Tomorrow, the nation will pause to remember the horrific events of Sept. 11, 2001, and the nearly 3,000 people who lost their lives in the terrorist attacks. We honor them and their families by ensuring that they are never forgotten.
We remember the fallen -- the police officers and firefighters who ran into burning buildings as others ran out, and the brave first responders who gave their lives to save countless others. We also remember the working people of this tragedy -- from the custodians and restaurant workers to the administrative staff, security guards and business executives who died inside the buildings that day.
We lift up all of those who are helping us re-build. Our profound gratitude is with the dedicated construction workers who restored the Pentagon and are erecting a living memorial in lower Manhattan.
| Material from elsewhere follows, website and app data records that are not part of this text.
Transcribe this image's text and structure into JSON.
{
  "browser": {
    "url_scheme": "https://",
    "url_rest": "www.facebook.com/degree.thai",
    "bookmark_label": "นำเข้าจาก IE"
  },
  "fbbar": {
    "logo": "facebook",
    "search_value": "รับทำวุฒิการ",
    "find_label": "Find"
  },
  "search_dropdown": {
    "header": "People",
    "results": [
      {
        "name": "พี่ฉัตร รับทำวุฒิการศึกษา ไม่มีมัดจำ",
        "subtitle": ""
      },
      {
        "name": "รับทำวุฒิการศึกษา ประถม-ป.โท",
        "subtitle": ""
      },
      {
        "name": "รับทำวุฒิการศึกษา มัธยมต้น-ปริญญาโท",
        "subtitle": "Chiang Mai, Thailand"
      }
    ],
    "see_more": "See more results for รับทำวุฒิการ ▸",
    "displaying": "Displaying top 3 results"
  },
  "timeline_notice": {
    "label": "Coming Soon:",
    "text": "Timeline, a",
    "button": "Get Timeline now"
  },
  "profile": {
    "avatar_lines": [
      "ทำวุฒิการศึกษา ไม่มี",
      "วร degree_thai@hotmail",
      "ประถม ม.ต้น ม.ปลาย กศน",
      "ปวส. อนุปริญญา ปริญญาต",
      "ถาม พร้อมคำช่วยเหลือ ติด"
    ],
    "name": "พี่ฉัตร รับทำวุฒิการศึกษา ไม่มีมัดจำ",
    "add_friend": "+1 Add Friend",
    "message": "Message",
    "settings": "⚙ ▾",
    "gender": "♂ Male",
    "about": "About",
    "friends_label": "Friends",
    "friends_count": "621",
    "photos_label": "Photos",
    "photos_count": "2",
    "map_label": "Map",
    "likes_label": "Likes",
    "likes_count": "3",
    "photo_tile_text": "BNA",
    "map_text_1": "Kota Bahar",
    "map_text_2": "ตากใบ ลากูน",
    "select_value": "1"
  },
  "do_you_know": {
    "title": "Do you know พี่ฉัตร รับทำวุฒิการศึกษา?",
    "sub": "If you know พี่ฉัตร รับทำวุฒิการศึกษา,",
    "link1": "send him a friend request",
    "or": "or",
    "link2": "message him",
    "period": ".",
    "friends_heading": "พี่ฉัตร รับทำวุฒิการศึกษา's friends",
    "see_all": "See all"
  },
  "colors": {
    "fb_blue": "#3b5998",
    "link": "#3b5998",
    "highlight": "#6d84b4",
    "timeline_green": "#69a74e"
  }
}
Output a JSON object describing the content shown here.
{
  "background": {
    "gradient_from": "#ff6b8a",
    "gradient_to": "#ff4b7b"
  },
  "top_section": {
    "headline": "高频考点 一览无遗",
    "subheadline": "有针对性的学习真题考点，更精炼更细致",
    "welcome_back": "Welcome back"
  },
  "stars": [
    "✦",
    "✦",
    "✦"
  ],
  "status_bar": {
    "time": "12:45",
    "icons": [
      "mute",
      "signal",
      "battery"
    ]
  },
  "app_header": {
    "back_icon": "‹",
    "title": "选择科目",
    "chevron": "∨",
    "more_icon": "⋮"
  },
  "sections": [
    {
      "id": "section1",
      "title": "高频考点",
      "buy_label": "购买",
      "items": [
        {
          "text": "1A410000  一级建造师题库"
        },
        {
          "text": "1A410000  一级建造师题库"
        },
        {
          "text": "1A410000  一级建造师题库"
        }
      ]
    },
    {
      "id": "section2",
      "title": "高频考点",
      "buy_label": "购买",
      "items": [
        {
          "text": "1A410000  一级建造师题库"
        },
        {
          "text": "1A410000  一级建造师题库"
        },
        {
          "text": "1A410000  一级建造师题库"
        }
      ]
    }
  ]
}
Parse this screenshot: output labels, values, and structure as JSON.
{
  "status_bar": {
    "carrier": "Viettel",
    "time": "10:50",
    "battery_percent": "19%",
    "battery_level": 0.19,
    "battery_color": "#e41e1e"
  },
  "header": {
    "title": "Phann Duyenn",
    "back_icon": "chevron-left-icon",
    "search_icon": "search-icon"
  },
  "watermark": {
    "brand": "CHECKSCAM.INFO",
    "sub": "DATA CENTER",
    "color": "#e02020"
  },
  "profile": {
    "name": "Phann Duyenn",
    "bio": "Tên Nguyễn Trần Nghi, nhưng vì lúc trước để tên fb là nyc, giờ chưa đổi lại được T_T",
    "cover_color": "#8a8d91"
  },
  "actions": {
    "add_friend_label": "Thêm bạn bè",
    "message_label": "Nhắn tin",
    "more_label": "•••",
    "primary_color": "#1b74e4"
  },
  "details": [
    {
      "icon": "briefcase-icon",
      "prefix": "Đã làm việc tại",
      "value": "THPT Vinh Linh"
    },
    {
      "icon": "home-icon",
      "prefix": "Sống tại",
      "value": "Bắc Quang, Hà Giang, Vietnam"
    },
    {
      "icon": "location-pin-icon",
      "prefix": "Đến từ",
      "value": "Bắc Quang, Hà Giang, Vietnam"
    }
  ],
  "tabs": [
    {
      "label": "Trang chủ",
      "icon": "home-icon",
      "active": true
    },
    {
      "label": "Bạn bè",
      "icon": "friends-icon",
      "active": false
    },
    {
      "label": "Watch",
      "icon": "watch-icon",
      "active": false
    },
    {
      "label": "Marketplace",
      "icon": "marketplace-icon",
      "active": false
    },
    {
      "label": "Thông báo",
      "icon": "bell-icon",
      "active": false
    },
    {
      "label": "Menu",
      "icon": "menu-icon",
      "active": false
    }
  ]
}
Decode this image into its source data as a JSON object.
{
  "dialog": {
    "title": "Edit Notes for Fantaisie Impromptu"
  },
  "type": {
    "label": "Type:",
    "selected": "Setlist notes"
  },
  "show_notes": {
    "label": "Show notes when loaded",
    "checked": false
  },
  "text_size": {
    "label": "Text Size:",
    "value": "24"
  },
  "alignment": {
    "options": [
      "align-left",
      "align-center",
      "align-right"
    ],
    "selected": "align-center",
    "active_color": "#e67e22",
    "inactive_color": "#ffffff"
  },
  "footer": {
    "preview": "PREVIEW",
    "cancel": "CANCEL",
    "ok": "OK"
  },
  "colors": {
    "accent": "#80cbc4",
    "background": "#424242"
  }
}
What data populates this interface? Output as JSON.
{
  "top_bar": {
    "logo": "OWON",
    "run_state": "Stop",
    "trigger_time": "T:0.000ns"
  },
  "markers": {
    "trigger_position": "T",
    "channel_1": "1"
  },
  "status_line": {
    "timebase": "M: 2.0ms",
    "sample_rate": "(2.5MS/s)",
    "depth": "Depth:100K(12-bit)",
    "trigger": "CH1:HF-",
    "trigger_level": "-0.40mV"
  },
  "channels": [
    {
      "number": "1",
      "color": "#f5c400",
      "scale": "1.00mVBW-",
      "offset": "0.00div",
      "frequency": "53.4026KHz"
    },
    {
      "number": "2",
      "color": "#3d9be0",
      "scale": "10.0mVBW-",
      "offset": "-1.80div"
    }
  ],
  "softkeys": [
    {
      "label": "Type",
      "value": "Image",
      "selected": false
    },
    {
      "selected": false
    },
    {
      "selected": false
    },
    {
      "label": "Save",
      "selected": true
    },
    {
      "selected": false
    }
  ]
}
We will never forget the incredible sacrifice of our service members who lost their lives and continue to ensure our security is never again threatened. We owe them much, not the least bit making sure our veterans never have to fight for jobs when they return home. And it is here that the U.S. Department of Labor has a critical role to play. Our Veterans' Employment and Training Service is working tirelessly to ensure that we serve our veterans as well as they served us.
Tomorrow, I will join with other people of good will across the country and around the world with a moment of silence at 8:46 a.m. (EDT) as part of the 9/11 National Day of Service and Remembrance. I invite others to join me.